New York Audiences Too Wimpy for Rabbit Skinning on Stage

When the Royal Shakespeare Company opens its production of Shakespearean classic As You Like It (which is right up there in popularity with Cymbeline) in New York this week, there is going to be one part missing: the skinning of a rabbit on stage. Why? Because New Yorkers are a bunch of wimps.

This production, which is one of five Shakespearean plays in repertory at the Lincoln Center Festival this summer, ran in London for more than two years and each night three dead rabbits were brought out on stage, one of which was skinned and thrown into a stew pot, according to the plot of the play. When New Yorkers found out about this visceral device, they rallied on Facebook and drafted online petitions to tell the RSC to knock it off. Ridiculous. The scene has now been cut out of the play. The same people upset about the bunnies will probably now be crying about censorship.

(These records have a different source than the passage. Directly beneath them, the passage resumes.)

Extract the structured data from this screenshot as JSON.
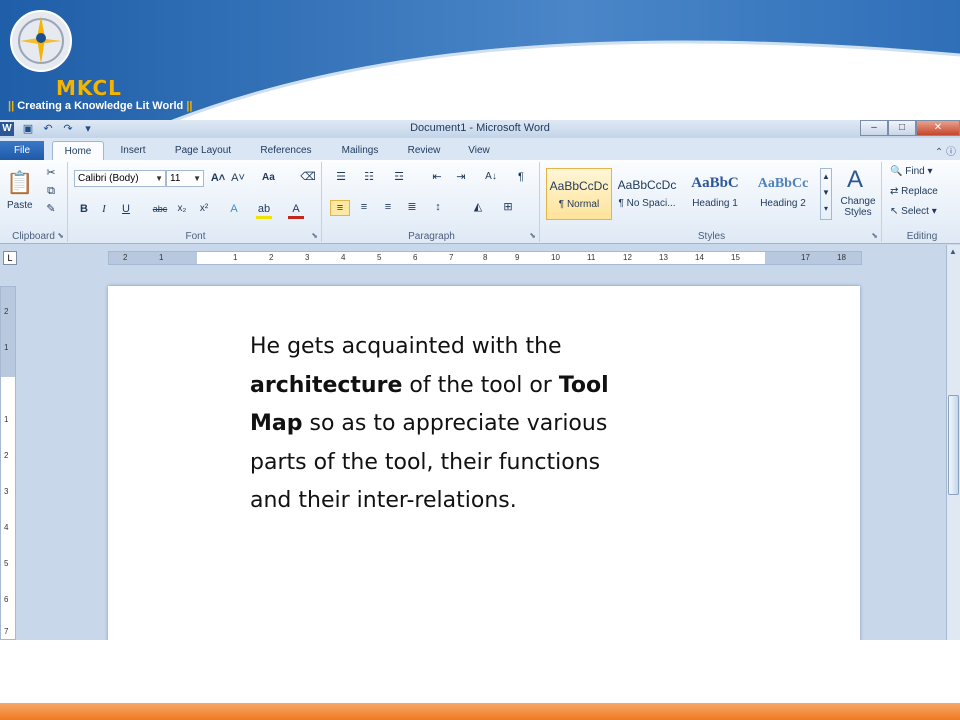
{
  "logo": {
    "name": "MKCL",
    "tagline_bar_left": "||",
    "tagline": "Creating a Knowledge Lit World",
    "tagline_bar_right": "||"
  },
  "window": {
    "title": "Document1 - Microsoft Word",
    "app_icon_letter": "W"
  },
  "tabs": [
    {
      "label": "File"
    },
    {
      "label": "Home"
    },
    {
      "label": "Insert"
    },
    {
      "label": "Page Layout"
    },
    {
      "label": "References"
    },
    {
      "label": "Mailings"
    },
    {
      "label": "Review"
    },
    {
      "label": "View"
    }
  ],
  "ribbon": {
    "clipboard": {
      "label": "Clipboard",
      "paste": "Paste"
    },
    "font": {
      "label": "Font",
      "font_name": "Calibri (Body)",
      "font_size": "11",
      "change_case": "Aa"
    },
    "paragraph": {
      "label": "Paragraph"
    },
    "styles": {
      "label": "Styles",
      "items": [
        {
          "sample": "AaBbCcDc",
          "name": "¶ Normal"
        },
        {
          "sample": "AaBbCcDc",
          "name": "¶ No Spaci..."
        },
        {
          "sample": "AaBbC",
          "name": "Heading 1"
        },
        {
          "sample": "AaBbCc",
          "name": "Heading 2"
        }
      ],
      "change_styles_line1": "Change",
      "change_styles_line2": "Styles"
    },
    "editing": {
      "label": "Editing",
      "find": "Find",
      "replace": "Replace",
      "select": "Select"
    }
  },
  "ruler": {
    "h_ticks": [
      "2",
      "1",
      "1",
      "2",
      "3",
      "4",
      "5",
      "6",
      "7",
      "8",
      "9",
      "10",
      "11",
      "12",
      "13",
      "14",
      "15",
      "17",
      "18"
    ],
    "v_ticks": [
      "2",
      "1",
      "1",
      "2",
      "3",
      "4",
      "5",
      "6",
      "7"
    ]
  },
  "document": {
    "line1": "He gets acquainted with the",
    "bold1": "architecture",
    "line2_rest": " of the tool or ",
    "bold2": "Tool",
    "bold3": "Map",
    "line3_rest": " so as to appreciate various",
    "line4": "parts of the tool, their functions",
    "line5": "and their inter-relations."
  },
  "colors": {
    "header_blue": "#1f5ea8",
    "logo_gold": "#f5b400",
    "footer_orange": "#ef7a22"
  }
}
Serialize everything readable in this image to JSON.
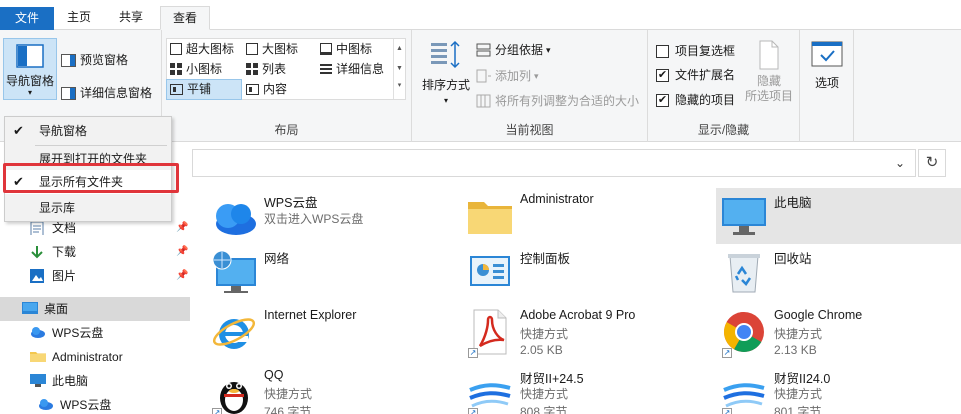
{
  "tabs": {
    "file": "文件",
    "home": "主页",
    "share": "共享",
    "view": "查看"
  },
  "ribbon": {
    "panes": {
      "nav_pane_label": "导航窗格",
      "preview_pane": "预览窗格",
      "details_pane": "详细信息窗格"
    },
    "layout": {
      "label": "布局",
      "items": [
        "超大图标",
        "大图标",
        "中图标",
        "小图标",
        "列表",
        "详细信息",
        "平铺",
        "内容"
      ],
      "selected": "平铺"
    },
    "current_view": {
      "label": "当前视图",
      "sort_by": "排序方式",
      "group_by": "分组依据",
      "add_columns": "添加列",
      "size_columns": "将所有列调整为合适的大小"
    },
    "show_hide": {
      "label": "显示/隐藏",
      "item_checkboxes": "项目复选框",
      "item_checkboxes_checked": false,
      "file_extensions": "文件扩展名",
      "file_extensions_checked": true,
      "hidden_items": "隐藏的项目",
      "hidden_items_checked": true,
      "hide_selected_line1": "隐藏",
      "hide_selected_line2": "所选项目"
    },
    "options": "选项"
  },
  "nav_menu": {
    "items": [
      {
        "label": "导航窗格",
        "checked": true
      },
      {
        "label": "展开到打开的文件夹",
        "checked": false
      },
      {
        "label": "显示所有文件夹",
        "checked": true
      },
      {
        "label": "显示库",
        "checked": false
      }
    ]
  },
  "nav_pane": {
    "quick": [
      {
        "label": "文档",
        "pinned": true
      },
      {
        "label": "下载",
        "pinned": true
      },
      {
        "label": "图片",
        "pinned": true
      }
    ],
    "tree": [
      {
        "label": "桌面",
        "selected": true
      },
      {
        "label": "WPS云盘"
      },
      {
        "label": "Administrator"
      },
      {
        "label": "此电脑"
      },
      {
        "label": "WPS云盘"
      }
    ]
  },
  "content": {
    "items": [
      {
        "name": "WPS云盘",
        "sub1": "双击进入WPS云盘",
        "sub2": ""
      },
      {
        "name": "Administrator",
        "sub1": "",
        "sub2": ""
      },
      {
        "name": "此电脑",
        "sub1": "",
        "sub2": ""
      },
      {
        "name": "网络",
        "sub1": "",
        "sub2": ""
      },
      {
        "name": "控制面板",
        "sub1": "",
        "sub2": ""
      },
      {
        "name": "回收站",
        "sub1": "",
        "sub2": ""
      },
      {
        "name": "Internet Explorer",
        "sub1": "",
        "sub2": ""
      },
      {
        "name": "Adobe Acrobat 9 Pro",
        "sub1": "快捷方式",
        "sub2": "2.05 KB"
      },
      {
        "name": "Google Chrome",
        "sub1": "快捷方式",
        "sub2": "2.13 KB"
      },
      {
        "name": "QQ",
        "sub1": "快捷方式",
        "sub2": "746 字节"
      },
      {
        "name": "财贸II+24.5",
        "sub1": "快捷方式",
        "sub2": "808 字节"
      },
      {
        "name": "财贸II24.0",
        "sub1": "快捷方式",
        "sub2": "801 字节"
      }
    ]
  },
  "colors": {
    "accent": "#1a6fc4",
    "selection": "#cce4f7",
    "highlight_box": "#e0353b"
  }
}
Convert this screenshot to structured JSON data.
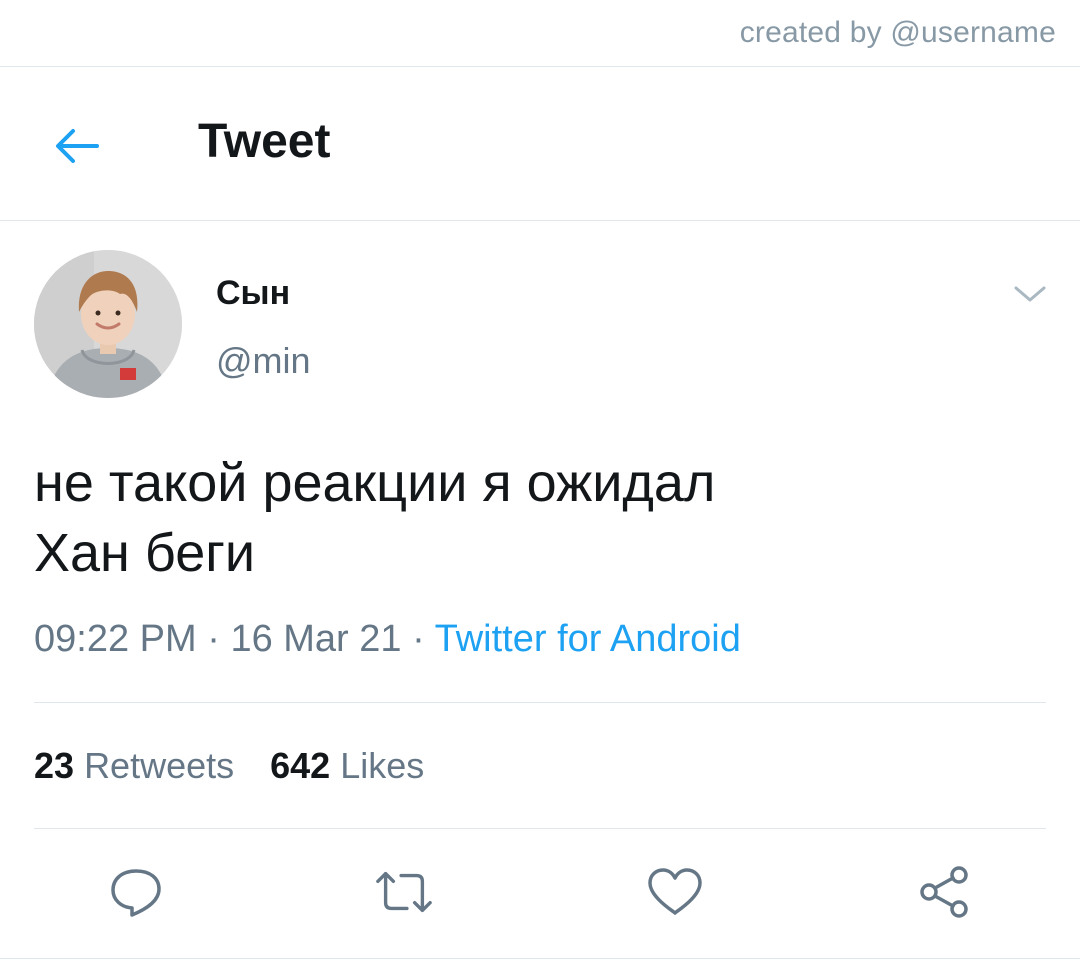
{
  "credit": "created by @username",
  "header": {
    "title": "Tweet",
    "back_icon": "arrow-left-icon"
  },
  "tweet": {
    "author": {
      "name": "Сын",
      "handle": "@min"
    },
    "text_lines": [
      "не такой реакции я ожидал",
      "Хан беги"
    ],
    "time": "09:22 PM",
    "date": "16 Mar 21",
    "separator": "·",
    "source": "Twitter for Android",
    "stats": {
      "retweets_count": "23",
      "retweets_label": "Retweets",
      "likes_count": "642",
      "likes_label": "Likes"
    }
  },
  "actions": [
    {
      "name": "reply",
      "icon": "reply-icon"
    },
    {
      "name": "retweet",
      "icon": "retweet-icon"
    },
    {
      "name": "like",
      "icon": "heart-icon"
    },
    {
      "name": "share",
      "icon": "share-icon"
    }
  ],
  "colors": {
    "accent": "#1da1f2",
    "text_primary": "#14171a",
    "text_secondary": "#657786",
    "divider": "#e1e8ed",
    "icon_gray": "#657786"
  }
}
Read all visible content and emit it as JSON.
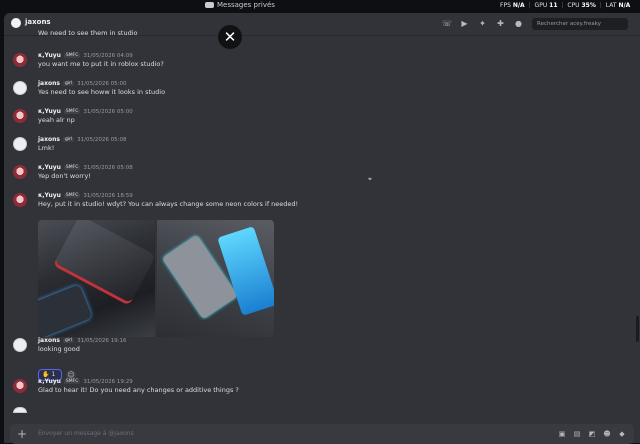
{
  "window": {
    "title": "Messages privés"
  },
  "stats": {
    "fps_label": "FPS",
    "fps_value": "N/A",
    "gpu_label": "GPU",
    "gpu_value": "11",
    "cpu_label": "CPU",
    "cpu_value": "35",
    "cpu_unit": "%",
    "lat_label": "LAT",
    "lat_value": "N/A"
  },
  "header": {
    "channel_name": "jaxons",
    "search_placeholder": "Rechercher acey.freaky"
  },
  "messages": [
    {
      "author": "κ,Yuyu",
      "tag": "SMFC",
      "time": "31/05/2026 04:09",
      "text": "you want me to put it in roblox studio?"
    },
    {
      "author": "jaxons",
      "tag": "girl",
      "time": "31/05/2026 05:00",
      "text": "Yes need to see howw it looks in studio"
    },
    {
      "author": "κ,Yuyu",
      "tag": "SMFC",
      "time": "31/05/2026 05:00",
      "text": "yeah alr np"
    },
    {
      "author": "jaxons",
      "tag": "girl",
      "time": "31/05/2026 05:08",
      "text": "Lmk!"
    },
    {
      "author": "κ,Yuyu",
      "tag": "SMFC",
      "time": "31/05/2026 05:08",
      "text": "Yep don't worry!"
    },
    {
      "author": "κ,Yuyu",
      "tag": "SMFC",
      "time": "31/05/2026 18:59",
      "text": "Hey, put it in studio! wdyt? You can always change some neon colors if needed!"
    },
    {
      "author": "jaxons",
      "tag": "girl",
      "time": "31/05/2026 19:16",
      "text": "looking good"
    },
    {
      "author": "κ,Yuyu",
      "tag": "SMFC",
      "time": "31/05/2026 19:29",
      "text": "Glad to hear it! Do you need any changes or additive things ?"
    }
  ],
  "top_partial_text": "We need to see them in studio",
  "reaction": {
    "emoji": "✋",
    "count": "1"
  },
  "composer": {
    "placeholder": "Envoyer un message à @jaxons"
  }
}
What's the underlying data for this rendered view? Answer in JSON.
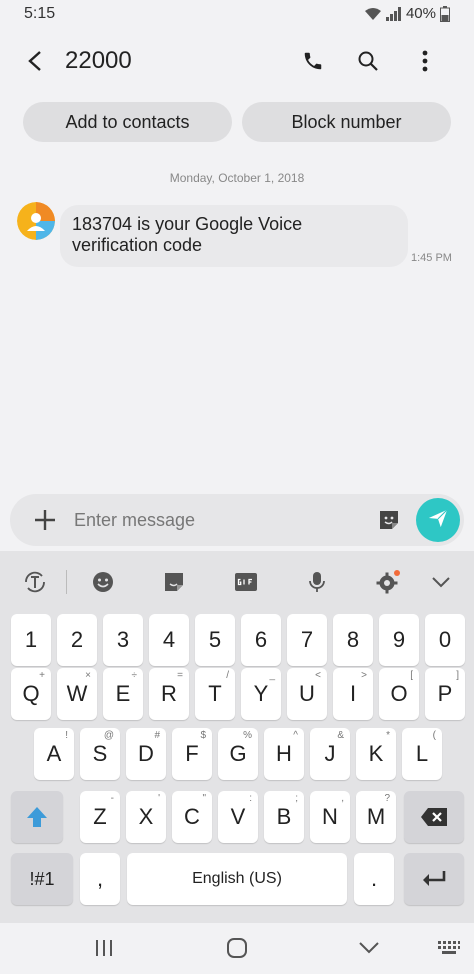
{
  "status": {
    "time": "5:15",
    "battery": "40%"
  },
  "header": {
    "title": "22000",
    "icons": [
      "back-icon",
      "phone-icon",
      "search-icon",
      "more-vert-icon"
    ]
  },
  "actions": {
    "add_contact": "Add to contacts",
    "block": "Block number"
  },
  "conversation": {
    "date": "Monday, October 1, 2018",
    "messages": [
      {
        "line1": "183704 is your Google Voice",
        "line2": "verification code",
        "time": "1:45 PM"
      }
    ]
  },
  "composer": {
    "placeholder": "Enter message"
  },
  "keyboard": {
    "numbers": [
      "1",
      "2",
      "3",
      "4",
      "5",
      "6",
      "7",
      "8",
      "9",
      "0"
    ],
    "row1": [
      {
        "k": "Q",
        "s": "+"
      },
      {
        "k": "W",
        "s": "×"
      },
      {
        "k": "E",
        "s": "÷"
      },
      {
        "k": "R",
        "s": "="
      },
      {
        "k": "T",
        "s": "/"
      },
      {
        "k": "Y",
        "s": "_"
      },
      {
        "k": "U",
        "s": "<"
      },
      {
        "k": "I",
        "s": ">"
      },
      {
        "k": "O",
        "s": "["
      },
      {
        "k": "P",
        "s": "]"
      }
    ],
    "row2": [
      {
        "k": "A",
        "s": "!"
      },
      {
        "k": "S",
        "s": "@"
      },
      {
        "k": "D",
        "s": "#"
      },
      {
        "k": "F",
        "s": "$"
      },
      {
        "k": "G",
        "s": "%"
      },
      {
        "k": "H",
        "s": "^"
      },
      {
        "k": "J",
        "s": "&"
      },
      {
        "k": "K",
        "s": "*"
      },
      {
        "k": "L",
        "s": "("
      }
    ],
    "row3": [
      {
        "k": "Z",
        "s": "-"
      },
      {
        "k": "X",
        "s": "'"
      },
      {
        "k": "C",
        "s": "\""
      },
      {
        "k": "V",
        "s": ":"
      },
      {
        "k": "B",
        "s": ";"
      },
      {
        "k": "N",
        "s": ","
      },
      {
        "k": "M",
        "s": "?"
      }
    ],
    "symbols_label": "!#1",
    "comma": ",",
    "space_label": "English (US)",
    "period": "."
  },
  "colors": {
    "send": "#2ec7c5",
    "shift": "#3d9bd9",
    "settings_dot": "#f26b3a"
  }
}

The purpose of the production was meant to show a realistic look of rustic life which, naturally, would include killing, skinning, and eating of woodland creatures. But now, everyone who shops at Citarella and doesn't like to think about how their organic chicken got to the store in the first place rallied against a pretty bunny rabbit being skinned on stage. The RSC said it was going to use animals raised as food for snakes and other meat-eating animals in the production—not people's pets or anything. So these rabbits were already dead, and the people protesting didn't save one living thing. But the next thing you know, Ophelia won't be able to drown herself because she's sending the wrong message to teenage girls.

[Image via Shutterstock]